    In our minds, this time period highlights the heyday of Top 40/popular music. Prior to 1960, there was little crossover between the various musical genres: rock, pop, R & B, country, and many others each had their own big hits and attempting to order these songs in one chart would not only be difficult, but would not do justice to their true popularity. With the arrival of the Billboard Top 100 chart in late 1959, tracking hits by sales and radio airplay became much easier and songs from many genres finally found a home in a single musical format. By the 90s, this trend had once again reversed. Splinter genres such as heavy metal, rap, and new wave and the decreased importance of singles sales made the concept of a single chart obsolete once more. Pop was dead again.
    The new millenium has seen a resurgence in pop music with the many genres again coming into one. So, perhaps someday, Top 40 Tunes will fill in the "dead-zone" of the 90s and present the modern pop era as well. But until then, enjoy the 3 decades of true pop when commercial radio ruled what we thought was hot.
  5. Are these rankings from the official Billboard charts?

    No. Although Billboard truly is considered THE definitive source of music rankings, their charts are copyrighted and cannot be reproduced or published here. Our rankings are based on minor regional charts, airplay, listener voting, and singles sales figures all rolled together. With that said, occasionally those numbers are misleading, especially when people want to see a true Number One song. With that in mind, we have adjusted our rankings to match Billboard's number one song list. You should find our rankings hold very true to what you would hear on the radio and find in the record stores every week.
  6. What is an exact search?

    Exact search means just that. What you type in must exactly match either the artist or the title of a song in full. If you enter "James", you won't find "James Brown" or "Etta James". Be careful, some songs are not named what you think. For example, an exact match on "I Feel Good" would not match the actual name of the song "I Got You (I Feel Good)". When in doubt, use substring match.
    Note: Exact search is only available from the "Top 40 Search" page.
  7. What is a substring search?

    Substring search is what most people are used to on the Internet. It will match anything that contains the word or phrase you type.
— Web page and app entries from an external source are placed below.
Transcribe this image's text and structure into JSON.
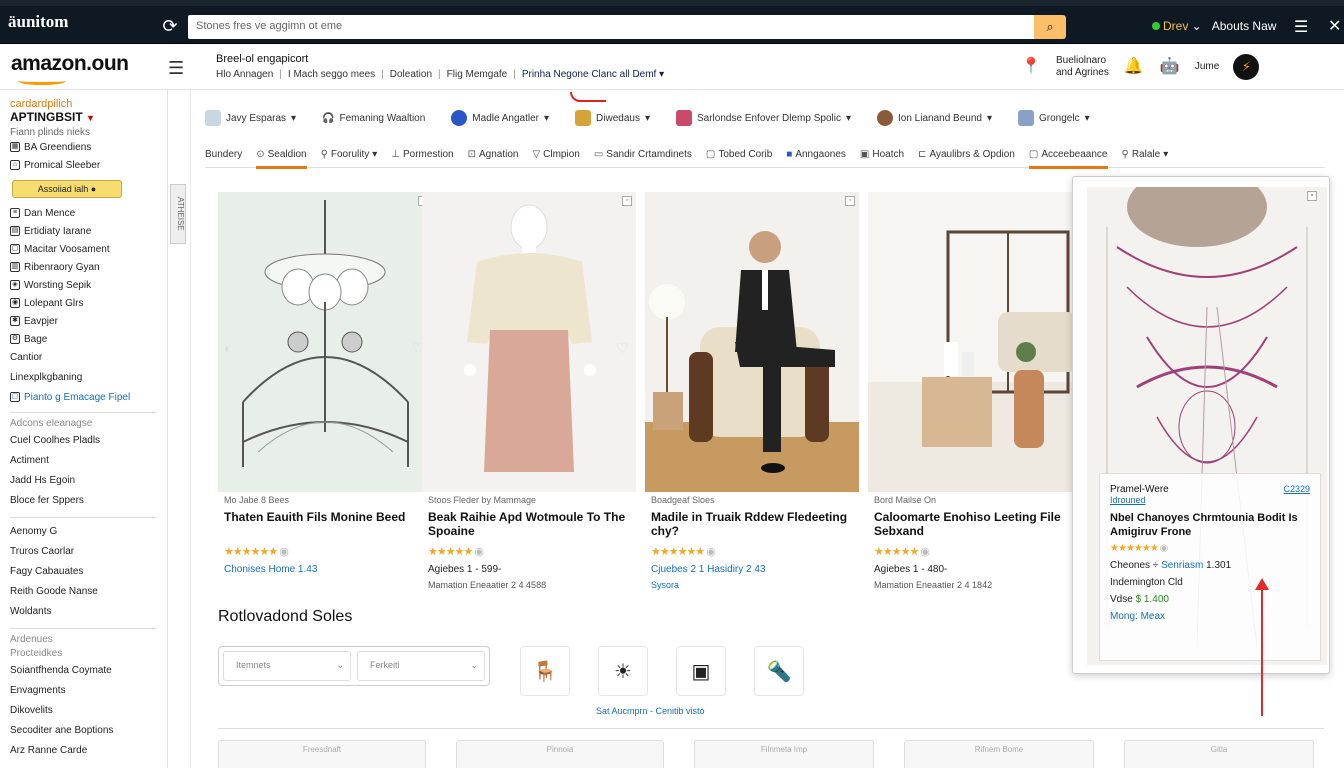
{
  "chrome": {
    "brand": "unitom",
    "url_text": "Stones fres ve aggimn ot eme",
    "status": "Drev",
    "account": "Abouts Naw"
  },
  "header": {
    "logo": "amazon.oun",
    "title": "Breel-ol engapicort",
    "crumbs": [
      "Hlo Annagen",
      "I Mach seggo mees",
      "Doleation",
      "Flig Memgafe",
      "Prinha Negone Clanc all Demf"
    ],
    "user_line1": "Bueliolnaro",
    "user_line2": "and Agrines",
    "user_name": "Jume"
  },
  "sidebar": {
    "brand_line": "cardardpilich",
    "brand_main": "APTINGBSIT",
    "sub": "Fiann plinds nieks",
    "items_a": [
      "BA Greendiens",
      "Promical Sleeber"
    ],
    "button": "Assoiiad ialh",
    "items_b": [
      "Dan Mence",
      "Ertidiaty Iarane",
      "Macitar Voosament",
      "Ribenraory Gyan",
      "Worsting Sepik",
      "Lolepant Glrs",
      "Eavpjer",
      "Bage"
    ],
    "plain_a": [
      "Cantior",
      "Linexplkgbaning"
    ],
    "link": "Pianto g Emacage Fipel",
    "head_a": "Adcons eleanagse",
    "plain_b": [
      "Cuel Coolhes Pladls",
      "Actiment",
      "Jadd Hs Egoin",
      "Bloce fer Sppers"
    ],
    "plain_c": [
      "Aenomy G",
      "Truros Caorlar",
      "Fagy Cabauates",
      "Reith Goode Nanse",
      "Woldants"
    ],
    "head_b": "Ardenues",
    "head_c": "Procteidkes",
    "plain_d": [
      "Soiantfhenda Coymate",
      "Envagments",
      "Dikovelits",
      "Secoditer ane Boptions",
      "Arz Ranne Carde"
    ],
    "toggle": "ATHEISE"
  },
  "filters": [
    {
      "label": "Javy Esparas",
      "color": "#c9d6e3"
    },
    {
      "label": "Femaning Waaltion",
      "color": "#ffffff"
    },
    {
      "label": "Madle Angatler",
      "color": "#2b56c8"
    },
    {
      "label": "Diwedaus",
      "color": "#d4a43a"
    },
    {
      "label": "Sarlondse Enfover Dlemp Spolic",
      "color": "#c94a6a"
    },
    {
      "label": "Ion Lianand Beund",
      "color": "#8a5a3a"
    },
    {
      "label": "Grongelc",
      "color": "#8aa0c8"
    }
  ],
  "tabs": [
    "Bundery",
    "Sealdion",
    "Foorulity",
    "Pormestion",
    "Agnation",
    "Clmpion",
    "Sandir Crtamdinets",
    "Tobed Corib",
    "Anngaones",
    "Hoatch",
    "Ayaulibrs & Opdion",
    "Acceebeaance",
    "Ralale"
  ],
  "products": [
    {
      "seller": "Mo Jabe 8 Bees",
      "title": "Thaten Eauith Fils Monine Beed",
      "price": "Chonises Home 1.43",
      "meta": ""
    },
    {
      "seller": "Stoos Fleder by Mammage",
      "title": "Beak Raihie Apd Wotmoule To The Spoaine",
      "price": "Agiebes 1 - 599-",
      "meta": "Mamation Eneaatier 2 4 4588"
    },
    {
      "seller": "Boadgeaf Sloes",
      "title": "Madile in Truaik Rddew Fledeeting chy?",
      "price": "Cjuebes 2 1 Hasidiry 2 43",
      "meta": "Sysora"
    },
    {
      "seller": "Bord Mailse On",
      "title": "Caloomarte Enohiso Leeting File Sebxand",
      "price": "Agiebes 1 - 480-",
      "meta": "Mamation Eneaatier 2 4 1842"
    }
  ],
  "popup": {
    "label": "Pramel-Were",
    "tag": "Idrouned",
    "badge": "C2329",
    "title": "Nbel Chanoyes Chrmtounia Bodit Is Amigiruv Frone",
    "line1_a": "Cheones",
    "line1_b": "Senriasm",
    "line1_c": "1.301",
    "line2": "Indemington Cld",
    "line3_a": "Vdse",
    "line3_b": "$ 1.400",
    "link": "Mong: Meax"
  },
  "recommended": {
    "title": "Rotlovadond Soles",
    "input1": "Itemnets",
    "input2": "Ferkeiti",
    "link": "Sat Aucmprn - Cenitib visto",
    "bottom_boxes": [
      "Freesdnaft",
      "Pinnoia",
      "Filnmeta Imp",
      "Rifnem Bome",
      "Gitla"
    ]
  }
}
That means if you type "Elvis", you will find "Elvis Presley" and "Elvis Costello". Unlike some internet searches though, the words must be in the exact order you specify. So if you search for "love go", it will match "Where Did Our Love Go" but not "Love Makes The World Go Round". You do not need to enter complete words. In fact, searching for "upre" will match "Diana Ross and the Supremes". Be careful with short searches. If you search for common words like "joe" or a single letter like "e", you will match thousands of songs. If you are looking for a song with a short title like "Love" and find that you get too many matches, consider using an Exact Search from the "Top 40 Search" page.